Check every line of the data below for the string "TransactionDate", and copy the ones that hold it.

Record extracts:
——————————

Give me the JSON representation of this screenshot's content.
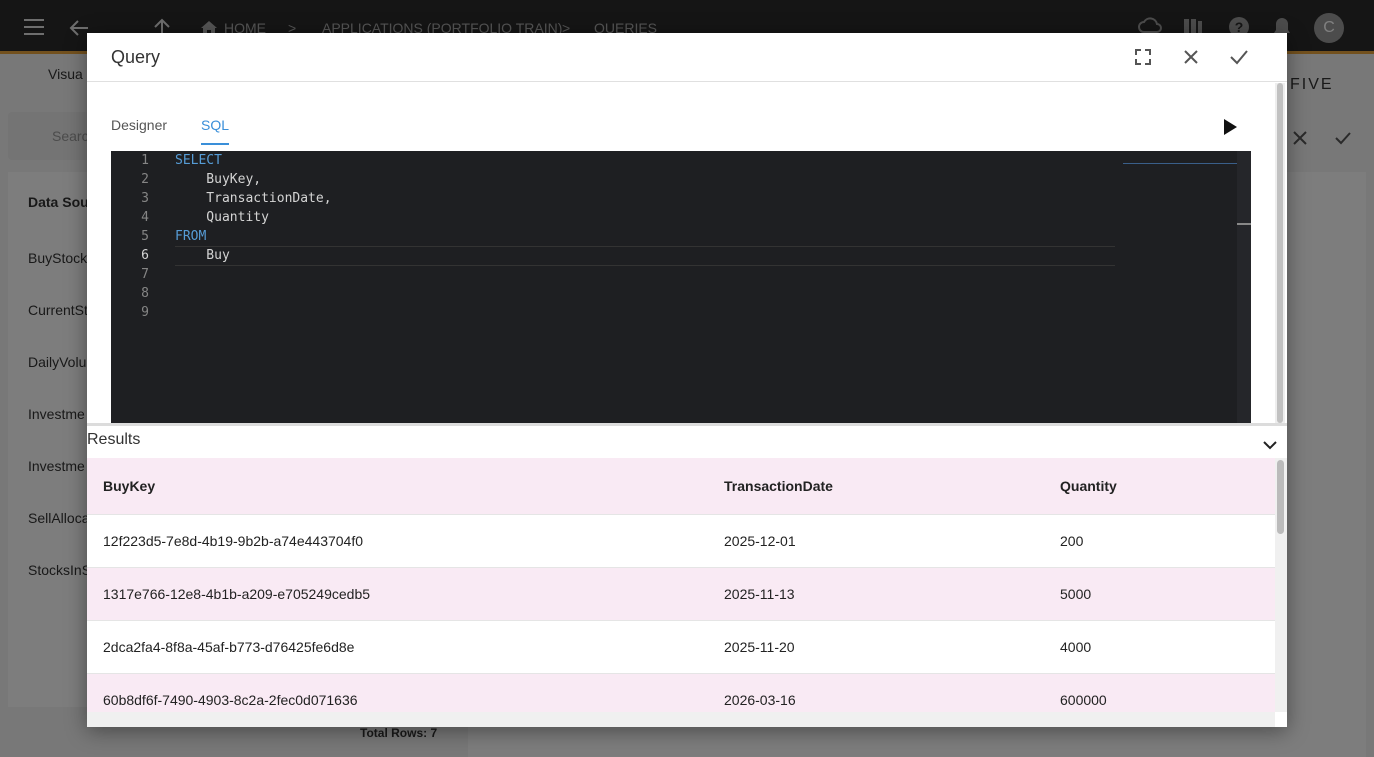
{
  "topbar": {
    "breadcrumb": [
      "HOME",
      "APPLICATIONS (PORTFOLIO TRAIN)",
      "QUERIES"
    ],
    "avatar": "C",
    "brand": "FIVE"
  },
  "background": {
    "visual_label": "Visua",
    "search_placeholder": "Searc",
    "tab_label": "Data Sou",
    "items": [
      "BuyStock",
      "CurrentSt",
      "DailyVolu",
      "Investme",
      "Investme",
      "SellAlloca",
      "StocksInS"
    ],
    "total_rows": "Total Rows: 7"
  },
  "dialog": {
    "title": "Query",
    "tabs": [
      {
        "label": "Designer",
        "active": false
      },
      {
        "label": "SQL",
        "active": true
      }
    ],
    "editor": {
      "line_numbers": [
        "1",
        "2",
        "3",
        "4",
        "5",
        "6",
        "7",
        "8",
        "9"
      ],
      "lines": [
        "SELECT",
        "    BuyKey,",
        "    TransactionDate,",
        "    Quantity",
        "FROM",
        "    Buy",
        "",
        "",
        ""
      ],
      "current_line": 6
    },
    "results": {
      "title": "Results",
      "columns": [
        "BuyKey",
        "TransactionDate",
        "Quantity"
      ],
      "rows": [
        [
          "12f223d5-7e8d-4b19-9b2b-a74e443704f0",
          "2025-12-01",
          "200"
        ],
        [
          "1317e766-12e8-4b1b-a209-e705249cedb5",
          "2025-11-13",
          "5000"
        ],
        [
          "2dca2fa4-8f8a-45af-b773-d76425fe6d8e",
          "2025-11-20",
          "4000"
        ],
        [
          "60b8df6f-7490-4903-8c2a-2fec0d071636",
          "2026-03-16",
          "600000"
        ]
      ]
    }
  },
  "colors": {
    "accent": "#3a8fd9",
    "row_alt": "#f9eaf4",
    "editor_bg": "#1e1f22",
    "keyword": "#569cd6"
  }
}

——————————

Response for this exercise:
        "    TransactionDate,",
        "TransactionDate",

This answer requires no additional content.